According to one culinary historian, chop suey had its greatest numbers of fans in three large cities--San Francisco, Chicago and New York--during the early years of this century. It was eaten in restaurants and cooked at home.
After this, cooks all over the country took to chop suey. From the 1920s on, through several decades, recipes for the dish abounded.
Now we think it is time to revive it. In doing so we took an old-time popular recipe and updated it. We used fresh bean sprouts and fresh mushrooms instead of the canned varieties and fresh ginger root instead of ground ginger root. Great improvements. CHOP SUEY
1 to 1 1/4 cups fresh mung bean sprouts (about 2 ounces)
1 1/2 tablespoons corn oil
1/2 cup slivered (matchstick size) pared carrots
1/2 cup thinly sliced celery
1/2 cup thinly sliced mushrooms
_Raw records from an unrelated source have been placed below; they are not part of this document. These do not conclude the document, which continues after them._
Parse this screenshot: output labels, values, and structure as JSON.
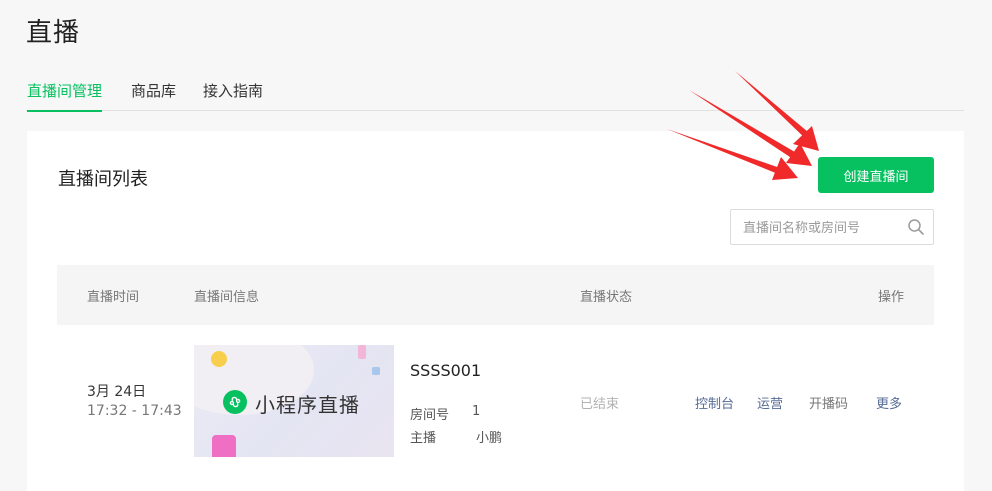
{
  "page": {
    "title": "直播"
  },
  "tabs": [
    {
      "label": "直播间管理",
      "active": true
    },
    {
      "label": "商品库",
      "active": false
    },
    {
      "label": "接入指南",
      "active": false
    }
  ],
  "card": {
    "title": "直播间列表",
    "create_button": "创建直播间",
    "search_placeholder": "直播间名称或房间号"
  },
  "table": {
    "headers": [
      "直播时间",
      "直播间信息",
      "直播状态",
      "操作"
    ],
    "rows": [
      {
        "date": "3月 24日",
        "time": "17:32 - 17:43",
        "cover_text": "小程序直播",
        "room_name": "SSSS001",
        "room_no_label": "房间号",
        "room_no": "1",
        "anchor_label": "主播",
        "anchor": "小鹏",
        "status": "已结束",
        "actions": [
          "控制台",
          "运营",
          "开播码",
          "更多"
        ]
      }
    ]
  },
  "colors": {
    "accent": "#07c160",
    "link": "#576b95",
    "annotation": "#f02a2a"
  }
}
1/4 cup thinly sliced scallion
1/2 teaspoon finely chopped ginger root